(Available data)

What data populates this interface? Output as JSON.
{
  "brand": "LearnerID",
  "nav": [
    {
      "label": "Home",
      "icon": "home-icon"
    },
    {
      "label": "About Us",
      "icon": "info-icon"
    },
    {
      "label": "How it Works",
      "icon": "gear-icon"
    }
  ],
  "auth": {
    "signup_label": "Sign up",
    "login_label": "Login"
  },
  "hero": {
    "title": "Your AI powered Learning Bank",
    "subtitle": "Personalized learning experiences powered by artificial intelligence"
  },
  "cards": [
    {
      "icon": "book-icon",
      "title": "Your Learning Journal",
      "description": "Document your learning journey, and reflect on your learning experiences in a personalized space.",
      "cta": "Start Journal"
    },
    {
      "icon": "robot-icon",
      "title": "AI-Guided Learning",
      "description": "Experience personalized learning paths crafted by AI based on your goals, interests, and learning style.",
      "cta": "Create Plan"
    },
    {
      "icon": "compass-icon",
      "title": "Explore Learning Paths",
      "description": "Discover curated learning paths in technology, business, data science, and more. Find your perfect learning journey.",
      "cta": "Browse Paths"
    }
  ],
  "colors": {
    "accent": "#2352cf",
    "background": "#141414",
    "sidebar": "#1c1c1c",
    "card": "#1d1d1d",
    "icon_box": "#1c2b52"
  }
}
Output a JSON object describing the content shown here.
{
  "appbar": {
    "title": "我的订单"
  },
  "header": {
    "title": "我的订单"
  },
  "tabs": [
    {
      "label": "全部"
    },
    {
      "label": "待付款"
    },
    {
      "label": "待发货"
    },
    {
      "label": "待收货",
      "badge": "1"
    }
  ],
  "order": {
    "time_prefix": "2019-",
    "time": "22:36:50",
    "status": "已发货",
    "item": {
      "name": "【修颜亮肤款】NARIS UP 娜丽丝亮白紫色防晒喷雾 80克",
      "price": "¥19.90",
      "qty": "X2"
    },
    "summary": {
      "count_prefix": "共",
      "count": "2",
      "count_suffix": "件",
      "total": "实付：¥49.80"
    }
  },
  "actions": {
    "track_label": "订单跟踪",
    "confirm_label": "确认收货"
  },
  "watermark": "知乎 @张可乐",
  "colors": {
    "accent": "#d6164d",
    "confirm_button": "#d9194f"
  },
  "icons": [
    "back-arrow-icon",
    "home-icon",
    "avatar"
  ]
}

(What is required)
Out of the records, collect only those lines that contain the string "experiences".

(Result)
    "subtitle": "Personalized learning experiences powered by artificial intelligence"
      "description": "Document your learning journey, and reflect on your learning experiences in a personalized space.",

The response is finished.